21 Has not the potter authority over the clay to make from the same lump the one an instrument for honourable [use], the other an instrument for dishonourable [use]?

22 But what if, on the other hand, God endured instruments of wrath, prepared for destructive [purposes], with great long-suffering, because he wanted to show forth his wrath and to make known his power,

23 and [moreover did so] in order to make known the wealth of his glory on the instruments of mercy, which he prepared beforehand for glory, 

24 whom he also called, even us, not only from the Jews but also from the Gentiles?

25 As he [God] says in Hosea: “I will call Not-my-people My-people and Not-beloved Beloved.

26 And instead of it being said to them [by God]: ‘Ye are not my people,’ then they shall be called sons of the living God” (Hos 2:23, 1:10)

27 but Isaiah cries out for the sake of Israel: “Though the number of the Israelites be as the sand of the sea, the remnant will be saved;

28 for YHWH will accomplish [his] word on the earth completely and decisively” (Isa 10:22-23)

29 And as Isaiah said earlier: “If YHWH Sabaoth had not left us seed, we would have become like Sodom and we would have been made like Gomorrah.” (Isa 1:9)

30 What then shall we say? That Gentiles who do not “pursue righteousness” (Isa 51:1) have obtained righteousness, the righteousness [of God] which is from [his] faithfulness.

31 Israel, on the other hand, in pursuing the Torah of righteousness [for Israel alone] did not attain to [the goal of] Torah.

32 Why? Because they stumble on the stone of stumbling, not from faithfulness but as it were from works.

33 As it is written: Behold I establish in Zion “a stone of stumbling and a rock of offence” (Isa 8:14), “and the one who trusts in it will not be put to shame” (Isa 28:16).

19 Are you going to object,  "So how can God blame us for anything  since he's in charge of everything?  If the big decisions are already made,  what say do we have in it?" 
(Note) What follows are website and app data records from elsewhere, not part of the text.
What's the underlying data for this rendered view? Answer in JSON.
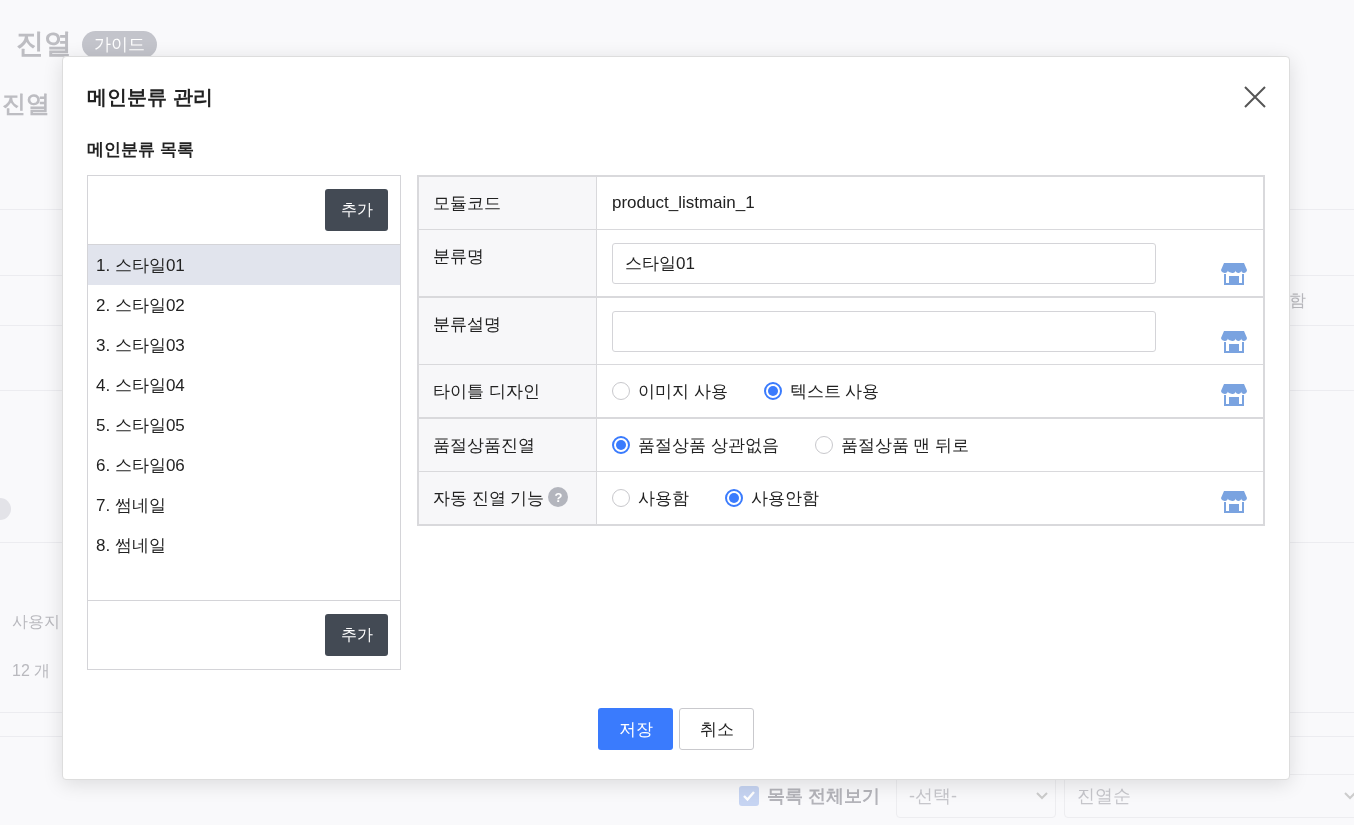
{
  "background": {
    "title": "진열",
    "badge": "가이드",
    "subtitle": "진열",
    "row_text": "함",
    "usage_label": "사용지",
    "count": "12 개",
    "show_all": {
      "label": "목록 전체보기",
      "checked": true
    },
    "selects": [
      {
        "value": "-선택-"
      },
      {
        "value": "진열순"
      }
    ]
  },
  "dialog": {
    "title": "메인분류 관리",
    "section_title": "메인분류 목록",
    "add_buttons": [
      "추가",
      "추가"
    ],
    "list": [
      {
        "label": "1. 스타일01",
        "selected": true
      },
      {
        "label": "2. 스타일02",
        "selected": false
      },
      {
        "label": "3. 스타일03",
        "selected": false
      },
      {
        "label": "4. 스타일04",
        "selected": false
      },
      {
        "label": "5. 스타일05",
        "selected": false
      },
      {
        "label": "6. 스타일06",
        "selected": false
      },
      {
        "label": "7. 썸네일",
        "selected": false
      },
      {
        "label": "8. 썸네일",
        "selected": false
      }
    ],
    "fields": [
      {
        "kind": "text",
        "label": "모듈코드",
        "value": "product_listmain_1",
        "shop_icon": false
      },
      {
        "kind": "input",
        "label": "분류명",
        "value": "스타일01",
        "shop_icon": true
      },
      {
        "kind": "input",
        "label": "분류설명",
        "shop_icon": true
      },
      {
        "kind": "radio",
        "label": "타이틀 디자인",
        "shop_icon": true,
        "options": [
          {
            "label": "이미지 사용",
            "selected": false
          },
          {
            "label": "텍스트 사용",
            "selected": true
          }
        ]
      },
      {
        "kind": "radio",
        "label": "품절상품진열",
        "shop_icon": false,
        "options": [
          {
            "label": "품절상품 상관없음",
            "selected": true
          },
          {
            "label": "품절상품 맨 뒤로",
            "selected": false
          }
        ]
      },
      {
        "kind": "radio",
        "label": "자동 진열 기능",
        "help": "?",
        "shop_icon": true,
        "options": [
          {
            "label": "사용함",
            "selected": false
          },
          {
            "label": "사용안함",
            "selected": true
          }
        ]
      }
    ],
    "buttons": [
      {
        "label": "저장",
        "kind": "primary"
      },
      {
        "label": "취소",
        "kind": "secondary"
      }
    ]
  }
}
20 Who in the world do you think you are to second-guess God?  Do you for one moment suppose any of us knows enough to call God into question?  Clay doesn't talk back to the fingers that mold it,  saying, "Why did you shape me like this?" 

21 Isn't it obvious that a potter has a perfect right to shape one lump of clay into a vase for holding flowers and another into a pot for cooking beans? 
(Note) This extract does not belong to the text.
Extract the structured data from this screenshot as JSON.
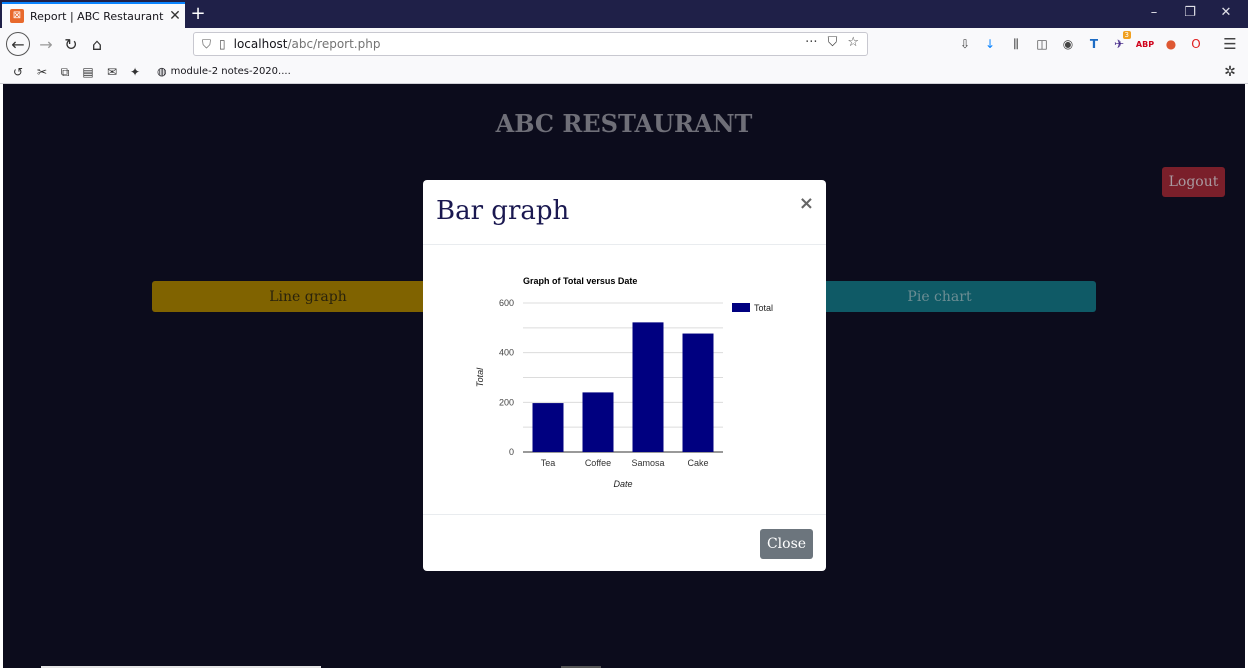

22 If God needs one style of pottery especially designed to show his angry displeasure 

23 and another style carefully crafted to show his glorious goodness, isn't that all right? 

24 Either or both happens to Jews, but it also happens to the other people. 
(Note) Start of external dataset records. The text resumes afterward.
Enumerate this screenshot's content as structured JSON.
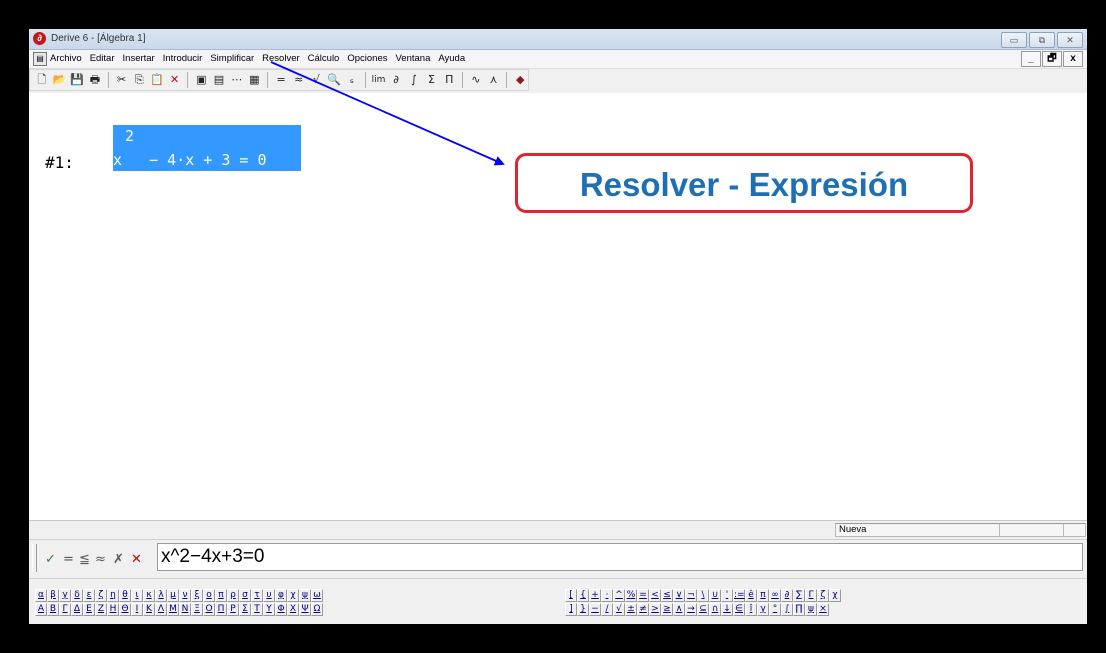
{
  "window": {
    "title": "Derive 6 - [Álgebra 1]",
    "app_icon": "derive-app-icon",
    "controls": [
      "▭",
      "⧉",
      "✕"
    ]
  },
  "menubar": {
    "items": [
      "Archivo",
      "Editar",
      "Insertar",
      "Introducir",
      "Simplificar",
      "Resolver",
      "Cálculo",
      "Opciones",
      "Ventana",
      "Ayuda"
    ],
    "mdi_controls": [
      "_",
      "🗗",
      "x"
    ]
  },
  "toolbar": {
    "buttons": [
      "new-file-icon",
      "open-file-icon",
      "save-icon",
      "print-icon",
      "cut-icon",
      "copy-icon",
      "paste-icon",
      "delete-icon",
      "insert-text-icon",
      "insert-object-icon",
      "vector-icon",
      "matrix-icon",
      "simplify-icon",
      "approximate-icon",
      "solve-icon",
      "substitute-icon",
      "sum-subscript-icon",
      "limit-icon",
      "derivative-icon",
      "integral-icon",
      "sum-icon",
      "product-icon",
      "plot-2d-icon",
      "plot-3d-icon",
      "help-book-icon"
    ]
  },
  "expression": {
    "label": "#1:",
    "exponent": "2",
    "text": "x   − 4·x + 3 = 0"
  },
  "annotation": {
    "callout_text": "Resolver - Expresión",
    "callout_border_color": "#e0242c",
    "callout_text_color": "#1f6fb5",
    "arrow_color": "#0000ff"
  },
  "statusbar": {
    "mode": "Nueva"
  },
  "entry": {
    "buttons": [
      "✓",
      "=",
      "≦",
      "≈",
      "✗",
      "✕"
    ],
    "value": "x^2−4x+3=0"
  },
  "greek_lower": [
    "α",
    "β",
    "γ",
    "δ",
    "ε",
    "ζ",
    "η",
    "θ",
    "ι",
    "κ",
    "λ",
    "μ",
    "ν",
    "ξ",
    "ο",
    "π",
    "ρ",
    "σ",
    "τ",
    "υ",
    "φ",
    "χ",
    "ψ",
    "ω"
  ],
  "greek_upper": [
    "Α",
    "Β",
    "Γ",
    "Δ",
    "Ε",
    "Ζ",
    "Η",
    "Θ",
    "Ι",
    "Κ",
    "Λ",
    "Μ",
    "Ν",
    "Ξ",
    "Ο",
    "Π",
    "Ρ",
    "Σ",
    "Τ",
    "Υ",
    "Φ",
    "Χ",
    "Ψ",
    "Ω"
  ],
  "math_row1": [
    "[",
    "{",
    "+",
    "·",
    "^",
    "%",
    "=",
    "<",
    "≤",
    "∨",
    "¬",
    "\\",
    "∪",
    "'",
    ":=",
    "ê",
    "π",
    "∞",
    "∂",
    "∑",
    "Γ",
    "ζ",
    "χ"
  ],
  "math_row2": [
    "]",
    "}",
    "−",
    "/",
    "√",
    "±",
    "≠",
    ">",
    "≥",
    "∧",
    "→",
    "⊆",
    "∩",
    "↓",
    "∈",
    "î",
    "γ",
    "°",
    "∫",
    "∏",
    "ψ",
    "×"
  ],
  "colors": {
    "selection": "#3399ff",
    "workspace": "#ffffff",
    "chrome": "#f0f0f0"
  }
}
25 Hosea put it well:  I'll call nobodies and make them somebodies;  I'll call the unloved and make them beloved. 

26 In the place where they yelled out, "You're nobody!"  they're calling you "God's living children." 

27 Isaiah maintained this same emphasis:  If each grain of sand on the seashore were numbered and the sum labeled "chosen of God,"  They'd be numbers still, not names;  salvation comes by personal selection. 

28 God doesn't count us;  he calls us by name. Arithmetic is not his focus. 

29 Isaiah had looked ahead  and spoken the truth:  If our powerful God had not provided us a legacy of living children,  We would have ended up like ghost towns,  like Sodom and Gomorrah. 

30 How can we sum this up?  All those people who didn't seem interested in what God was doing actually embraced what God was doing as he straightened out their lives. 

31 And Israel, who seemed so interested in reading and talking about what God was doing, missed it. 

32 How could they miss it? Because instead of trusting God, they took over. They were absorbed in what they themselves were doing. They were so absorbed in their "God projects" that they didn't notice God right in front of them, like a huge rock in the middle of the road.  And so they stumbled into him and went sprawling. 

33 Isaiah (again!) gives us the metaphor for pulling this together: Careful! I've put a huge stone on the road to Mount Zion, a stone you can't get around.  But the stone is me!  

If you're looking for me, you'll find me on the way, not in the way.